Exercise directions
Keeping pictures out of the copy, restate each record word for word.

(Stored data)
^^^^^^^^

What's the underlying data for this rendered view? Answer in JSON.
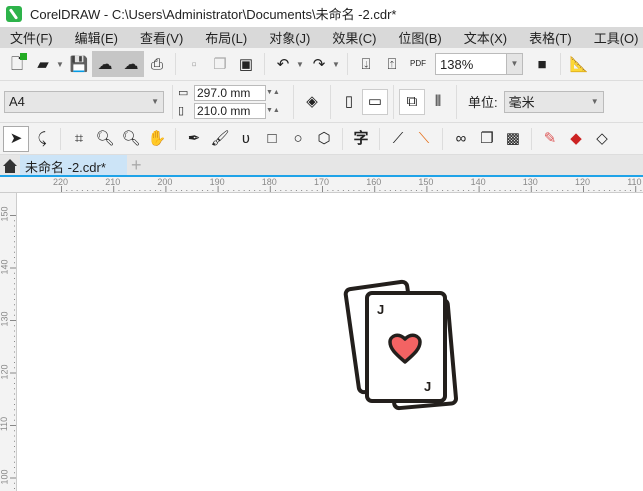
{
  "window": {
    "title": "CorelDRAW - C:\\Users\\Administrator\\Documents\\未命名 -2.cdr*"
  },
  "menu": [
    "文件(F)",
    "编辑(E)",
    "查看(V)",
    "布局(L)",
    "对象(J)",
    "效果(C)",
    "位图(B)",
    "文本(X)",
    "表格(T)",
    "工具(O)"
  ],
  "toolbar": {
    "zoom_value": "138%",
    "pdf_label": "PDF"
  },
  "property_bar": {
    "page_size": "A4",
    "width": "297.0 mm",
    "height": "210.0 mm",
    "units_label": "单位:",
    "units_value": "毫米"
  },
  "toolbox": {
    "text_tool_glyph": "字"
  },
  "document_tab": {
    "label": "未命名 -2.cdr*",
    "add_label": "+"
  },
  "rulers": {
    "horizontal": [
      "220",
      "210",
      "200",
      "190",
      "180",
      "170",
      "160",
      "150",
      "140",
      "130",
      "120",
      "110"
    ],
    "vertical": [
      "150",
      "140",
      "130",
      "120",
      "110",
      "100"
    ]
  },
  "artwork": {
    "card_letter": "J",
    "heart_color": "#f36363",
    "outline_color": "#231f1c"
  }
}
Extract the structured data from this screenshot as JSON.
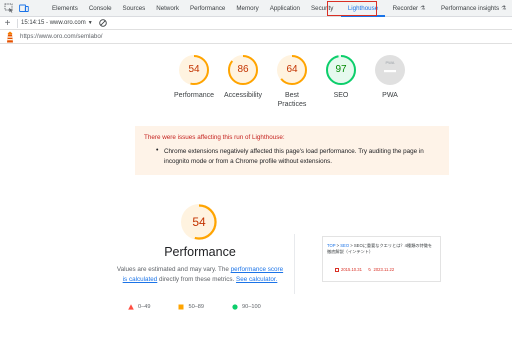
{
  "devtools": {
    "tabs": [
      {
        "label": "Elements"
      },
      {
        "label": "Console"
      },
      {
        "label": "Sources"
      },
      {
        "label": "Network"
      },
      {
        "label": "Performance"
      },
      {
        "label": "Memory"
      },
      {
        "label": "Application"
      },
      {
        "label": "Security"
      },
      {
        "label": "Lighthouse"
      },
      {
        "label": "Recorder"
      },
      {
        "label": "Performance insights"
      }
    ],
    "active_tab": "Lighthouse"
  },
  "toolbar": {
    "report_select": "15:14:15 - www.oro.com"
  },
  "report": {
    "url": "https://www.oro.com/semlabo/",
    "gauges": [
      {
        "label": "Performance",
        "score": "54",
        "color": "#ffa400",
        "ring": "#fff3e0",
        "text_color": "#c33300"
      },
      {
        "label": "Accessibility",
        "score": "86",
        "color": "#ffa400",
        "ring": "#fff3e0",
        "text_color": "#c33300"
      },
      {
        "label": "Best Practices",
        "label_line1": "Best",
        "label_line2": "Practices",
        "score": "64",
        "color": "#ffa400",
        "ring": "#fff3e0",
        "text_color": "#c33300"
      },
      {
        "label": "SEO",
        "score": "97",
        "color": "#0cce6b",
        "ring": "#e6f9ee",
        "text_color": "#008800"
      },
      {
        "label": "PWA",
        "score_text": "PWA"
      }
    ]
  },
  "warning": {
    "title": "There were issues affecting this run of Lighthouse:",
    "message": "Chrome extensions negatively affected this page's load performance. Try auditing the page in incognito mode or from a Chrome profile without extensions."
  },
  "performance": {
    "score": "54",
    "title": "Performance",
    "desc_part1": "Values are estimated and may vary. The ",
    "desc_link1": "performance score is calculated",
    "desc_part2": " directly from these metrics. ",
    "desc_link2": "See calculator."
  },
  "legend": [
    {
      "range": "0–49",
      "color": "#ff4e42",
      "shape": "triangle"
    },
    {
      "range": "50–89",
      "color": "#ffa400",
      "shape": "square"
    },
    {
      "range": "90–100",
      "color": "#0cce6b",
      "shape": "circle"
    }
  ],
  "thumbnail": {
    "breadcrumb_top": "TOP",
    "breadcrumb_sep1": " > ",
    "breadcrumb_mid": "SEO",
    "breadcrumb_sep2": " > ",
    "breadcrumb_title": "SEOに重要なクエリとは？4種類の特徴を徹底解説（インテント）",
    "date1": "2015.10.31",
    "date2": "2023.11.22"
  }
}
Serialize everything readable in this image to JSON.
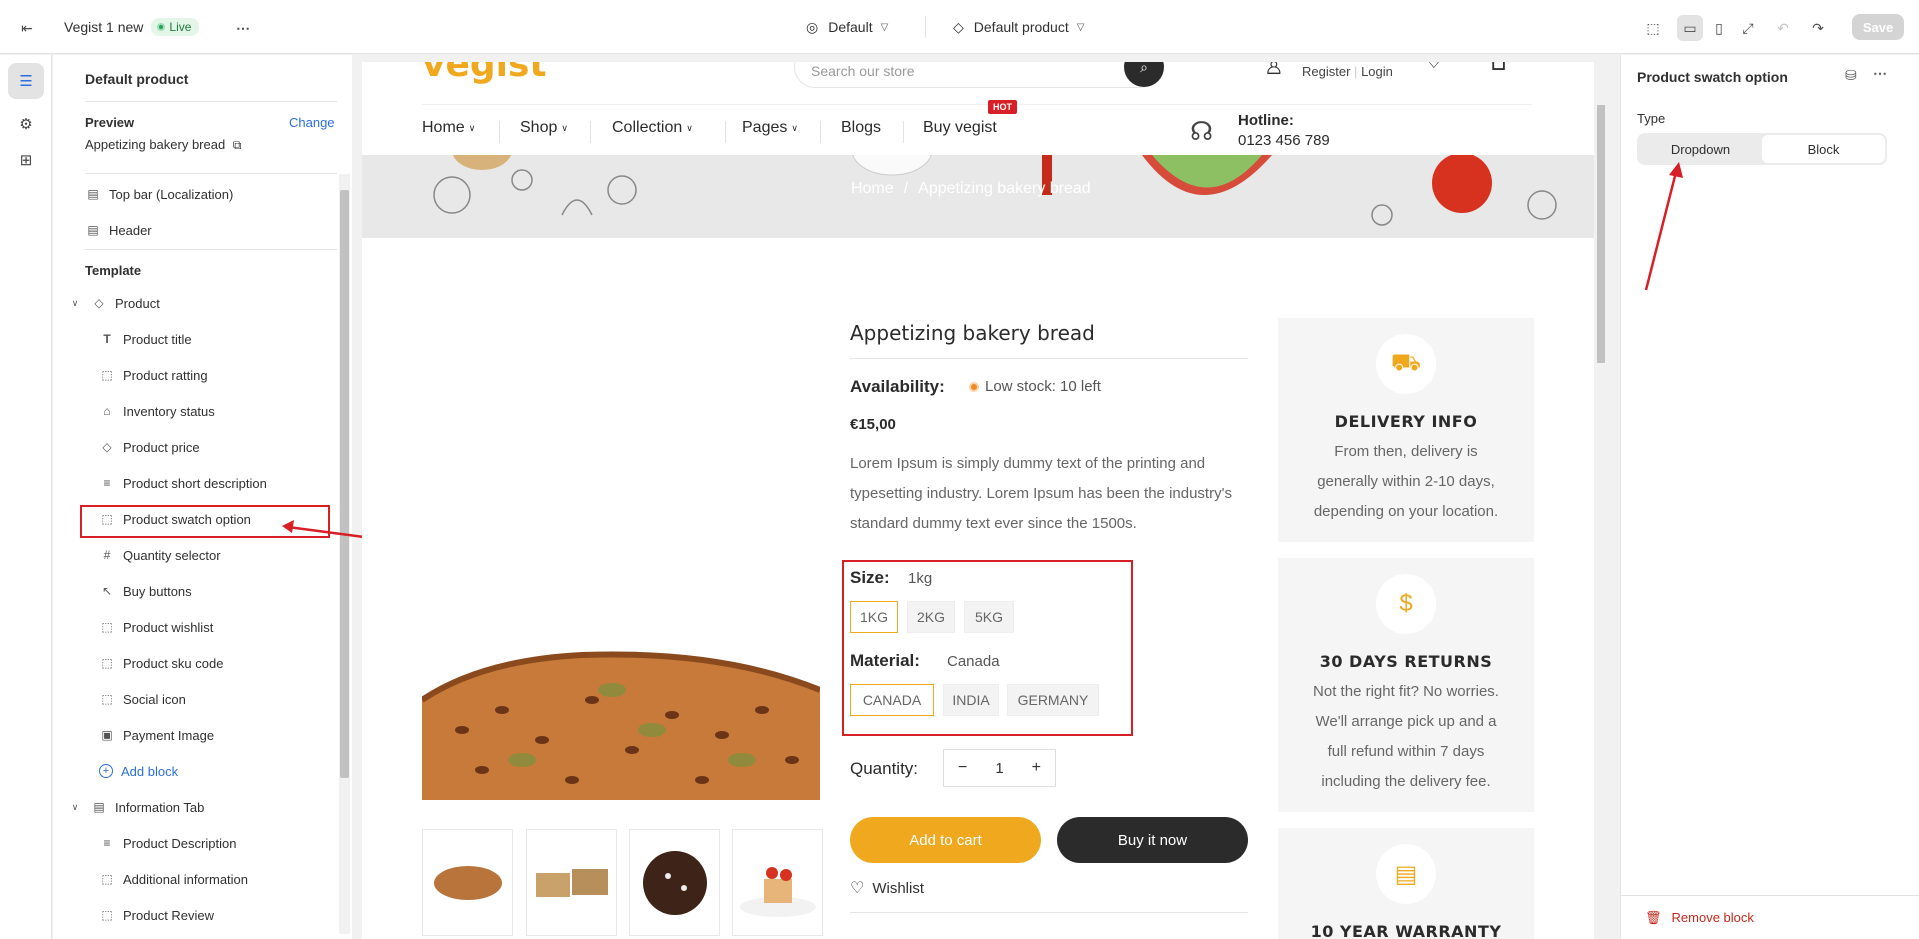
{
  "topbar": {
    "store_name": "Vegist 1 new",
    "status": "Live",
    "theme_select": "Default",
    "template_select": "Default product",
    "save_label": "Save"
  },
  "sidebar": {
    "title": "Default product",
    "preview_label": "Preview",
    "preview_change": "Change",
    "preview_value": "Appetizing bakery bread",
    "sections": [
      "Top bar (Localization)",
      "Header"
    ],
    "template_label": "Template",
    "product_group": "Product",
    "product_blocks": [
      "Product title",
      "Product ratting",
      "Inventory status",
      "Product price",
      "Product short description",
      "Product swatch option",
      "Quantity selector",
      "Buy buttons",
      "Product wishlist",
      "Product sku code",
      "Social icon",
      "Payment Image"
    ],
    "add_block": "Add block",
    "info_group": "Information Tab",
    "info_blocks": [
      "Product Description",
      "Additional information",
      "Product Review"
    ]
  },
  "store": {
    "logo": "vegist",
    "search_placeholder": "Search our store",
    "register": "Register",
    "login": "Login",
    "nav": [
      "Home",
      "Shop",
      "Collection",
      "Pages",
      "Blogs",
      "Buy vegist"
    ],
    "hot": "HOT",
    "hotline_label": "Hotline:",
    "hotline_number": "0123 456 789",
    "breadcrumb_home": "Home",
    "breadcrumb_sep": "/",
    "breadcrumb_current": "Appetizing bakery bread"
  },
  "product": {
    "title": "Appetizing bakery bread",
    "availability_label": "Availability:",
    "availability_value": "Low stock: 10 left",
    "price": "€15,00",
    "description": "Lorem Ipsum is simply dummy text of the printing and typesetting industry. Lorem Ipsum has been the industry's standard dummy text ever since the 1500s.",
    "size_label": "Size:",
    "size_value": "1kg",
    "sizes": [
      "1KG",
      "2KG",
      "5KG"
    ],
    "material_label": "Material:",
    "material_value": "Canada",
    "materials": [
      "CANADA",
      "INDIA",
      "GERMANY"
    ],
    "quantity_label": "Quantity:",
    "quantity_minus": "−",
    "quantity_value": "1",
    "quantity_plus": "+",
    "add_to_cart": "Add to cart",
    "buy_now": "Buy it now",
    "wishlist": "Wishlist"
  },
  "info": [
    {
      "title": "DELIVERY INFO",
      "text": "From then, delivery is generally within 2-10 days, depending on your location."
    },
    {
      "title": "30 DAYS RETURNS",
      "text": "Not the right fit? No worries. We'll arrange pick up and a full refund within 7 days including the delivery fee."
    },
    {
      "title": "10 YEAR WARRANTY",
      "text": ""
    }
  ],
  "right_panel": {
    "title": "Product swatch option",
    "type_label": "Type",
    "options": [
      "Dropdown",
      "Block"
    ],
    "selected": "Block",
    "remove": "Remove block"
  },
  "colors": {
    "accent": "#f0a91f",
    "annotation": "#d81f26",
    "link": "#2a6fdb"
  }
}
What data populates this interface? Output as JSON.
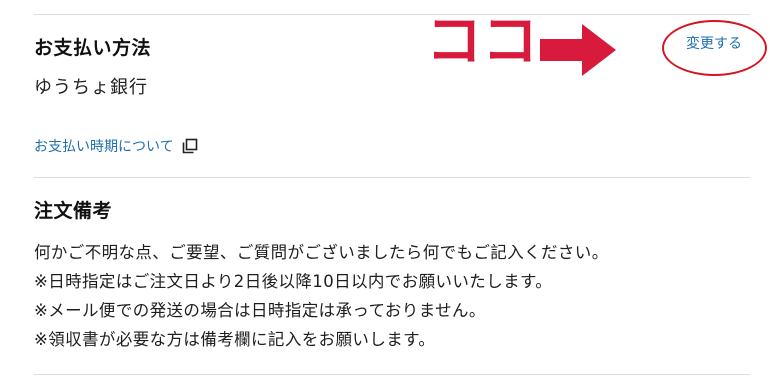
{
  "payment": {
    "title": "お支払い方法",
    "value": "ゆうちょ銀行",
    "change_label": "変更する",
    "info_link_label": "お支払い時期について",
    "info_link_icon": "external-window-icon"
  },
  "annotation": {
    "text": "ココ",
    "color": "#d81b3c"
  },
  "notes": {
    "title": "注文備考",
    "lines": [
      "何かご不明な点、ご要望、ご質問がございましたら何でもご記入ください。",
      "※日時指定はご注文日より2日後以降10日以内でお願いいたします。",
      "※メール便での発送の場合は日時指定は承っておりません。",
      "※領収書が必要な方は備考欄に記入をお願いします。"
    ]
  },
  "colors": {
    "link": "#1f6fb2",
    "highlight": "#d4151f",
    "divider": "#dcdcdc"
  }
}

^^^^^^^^

Your solution
What's the underlying data for this rendered view? Answer in JSON.
{
  "window": {
    "title": "CorelDRAW - C:\\Users\\Administrator\\Documents\\未命名 -2.cdr*"
  },
  "menu": [
    "文件(F)",
    "编辑(E)",
    "查看(V)",
    "布局(L)",
    "对象(J)",
    "效果(C)",
    "位图(B)",
    "文本(X)",
    "表格(T)",
    "工具(O)"
  ],
  "toolbar": {
    "zoom_value": "138%",
    "pdf_label": "PDF"
  },
  "property_bar": {
    "page_size": "A4",
    "width": "297.0 mm",
    "height": "210.0 mm",
    "units_label": "单位:",
    "units_value": "毫米"
  },
  "toolbox": {
    "text_tool_glyph": "字"
  },
  "document_tab": {
    "label": "未命名 -2.cdr*",
    "add_label": "+"
  },
  "rulers": {
    "horizontal": [
      "220",
      "210",
      "200",
      "190",
      "180",
      "170",
      "160",
      "150",
      "140",
      "130",
      "120",
      "110"
    ],
    "vertical": [
      "150",
      "140",
      "130",
      "120",
      "110",
      "100"
    ]
  },
  "artwork": {
    "card_letter": "J",
    "heart_color": "#f36363",
    "outline_color": "#231f1c"
  }
}
Extract the structured data from this screenshot as JSON.
{
  "devtools": {
    "tabs": [
      {
        "label": "Elements"
      },
      {
        "label": "Console"
      },
      {
        "label": "Sources"
      },
      {
        "label": "Network"
      },
      {
        "label": "Performance"
      },
      {
        "label": "Memory"
      },
      {
        "label": "Application"
      },
      {
        "label": "Security"
      },
      {
        "label": "Lighthouse"
      },
      {
        "label": "Recorder"
      },
      {
        "label": "Performance insights"
      }
    ],
    "active_tab": "Lighthouse"
  },
  "toolbar": {
    "report_select": "15:14:15 - www.oro.com"
  },
  "report": {
    "url": "https://www.oro.com/semlabo/",
    "gauges": [
      {
        "label": "Performance",
        "score": "54",
        "color": "#ffa400",
        "ring": "#fff3e0",
        "text_color": "#c33300"
      },
      {
        "label": "Accessibility",
        "score": "86",
        "color": "#ffa400",
        "ring": "#fff3e0",
        "text_color": "#c33300"
      },
      {
        "label": "Best Practices",
        "label_line1": "Best",
        "label_line2": "Practices",
        "score": "64",
        "color": "#ffa400",
        "ring": "#fff3e0",
        "text_color": "#c33300"
      },
      {
        "label": "SEO",
        "score": "97",
        "color": "#0cce6b",
        "ring": "#e6f9ee",
        "text_color": "#008800"
      },
      {
        "label": "PWA",
        "score_text": "PWA"
      }
    ]
  },
  "warning": {
    "title": "There were issues affecting this run of Lighthouse:",
    "message": "Chrome extensions negatively affected this page's load performance. Try auditing the page in incognito mode or from a Chrome profile without extensions."
  },
  "performance": {
    "score": "54",
    "title": "Performance",
    "desc_part1": "Values are estimated and may vary. The ",
    "desc_link1": "performance score is calculated",
    "desc_part2": " directly from these metrics. ",
    "desc_link2": "See calculator."
  },
  "legend": [
    {
      "range": "0–49",
      "color": "#ff4e42",
      "shape": "triangle"
    },
    {
      "range": "50–89",
      "color": "#ffa400",
      "shape": "square"
    },
    {
      "range": "90–100",
      "color": "#0cce6b",
      "shape": "circle"
    }
  ],
  "thumbnail": {
    "breadcrumb_top": "TOP",
    "breadcrumb_sep1": " > ",
    "breadcrumb_mid": "SEO",
    "breadcrumb_sep2": " > ",
    "breadcrumb_title": "SEOに重要なクエリとは？4種類の特徴を徹底解説（インテント）",
    "date1": "2015.10.31",
    "date2": "2023.11.22"
  }
}
Serialize everything readable in this image to JSON.
{
  "topbar": {
    "store_name": "Vegist 1 new",
    "status": "Live",
    "theme_select": "Default",
    "template_select": "Default product",
    "save_label": "Save"
  },
  "sidebar": {
    "title": "Default product",
    "preview_label": "Preview",
    "preview_change": "Change",
    "preview_value": "Appetizing bakery bread",
    "sections": [
      "Top bar (Localization)",
      "Header"
    ],
    "template_label": "Template",
    "product_group": "Product",
    "product_blocks": [
      "Product title",
      "Product ratting",
      "Inventory status",
      "Product price",
      "Product short description",
      "Product swatch option",
      "Quantity selector",
      "Buy buttons",
      "Product wishlist",
      "Product sku code",
      "Social icon",
      "Payment Image"
    ],
    "add_block": "Add block",
    "info_group": "Information Tab",
    "info_blocks": [
      "Product Description",
      "Additional information",
      "Product Review"
    ]
  },
  "store": {
    "logo": "vegist",
    "search_placeholder": "Search our store",
    "register": "Register",
    "login": "Login",
    "nav": [
      "Home",
      "Shop",
      "Collection",
      "Pages",
      "Blogs",
      "Buy vegist"
    ],
    "hot": "HOT",
    "hotline_label": "Hotline:",
    "hotline_number": "0123 456 789",
    "breadcrumb_home": "Home",
    "breadcrumb_sep": "/",
    "breadcrumb_current": "Appetizing bakery bread"
  },
  "product": {
    "title": "Appetizing bakery bread",
    "availability_label": "Availability:",
    "availability_value": "Low stock: 10 left",
    "price": "€15,00",
    "description": "Lorem Ipsum is simply dummy text of the printing and typesetting industry. Lorem Ipsum has been the industry's standard dummy text ever since the 1500s.",
    "size_label": "Size:",
    "size_value": "1kg",
    "sizes": [
      "1KG",
      "2KG",
      "5KG"
    ],
    "material_label": "Material:",
    "material_value": "Canada",
    "materials": [
      "CANADA",
      "INDIA",
      "GERMANY"
    ],
    "quantity_label": "Quantity:",
    "quantity_minus": "−",
    "quantity_value": "1",
    "quantity_plus": "+",
    "add_to_cart": "Add to cart",
    "buy_now": "Buy it now",
    "wishlist": "Wishlist"
  },
  "info": [
    {
      "title": "DELIVERY INFO",
      "text": "From then, delivery is generally within 2-10 days, depending on your location."
    },
    {
      "title": "30 DAYS RETURNS",
      "text": "Not the right fit? No worries. We'll arrange pick up and a full refund within 7 days including the delivery fee."
    },
    {
      "title": "10 YEAR WARRANTY",
      "text": ""
    }
  ],
  "right_panel": {
    "title": "Product swatch option",
    "type_label": "Type",
    "options": [
      "Dropdown",
      "Block"
    ],
    "selected": "Block",
    "remove": "Remove block"
  },
  "colors": {
    "accent": "#f0a91f",
    "annotation": "#d81f26",
    "link": "#2a6fdb"
  }
}
What data populates this interface? Output as JSON.
{
  "payment": {
    "title": "お支払い方法",
    "value": "ゆうちょ銀行",
    "change_label": "変更する",
    "info_link_label": "お支払い時期について",
    "info_link_icon": "external-window-icon"
  },
  "annotation": {
    "text": "ココ",
    "color": "#d81b3c"
  },
  "notes": {
    "title": "注文備考",
    "lines": [
      "何かご不明な点、ご要望、ご質問がございましたら何でもご記入ください。",
      "※日時指定はご注文日より2日後以降10日以内でお願いいたします。",
      "※メール便での発送の場合は日時指定は承っておりません。",
      "※領収書が必要な方は備考欄に記入をお願いします。"
    ]
  },
  "colors": {
    "link": "#1f6fb2",
    "highlight": "#d4151f",
    "divider": "#dcdcdc"
  }
}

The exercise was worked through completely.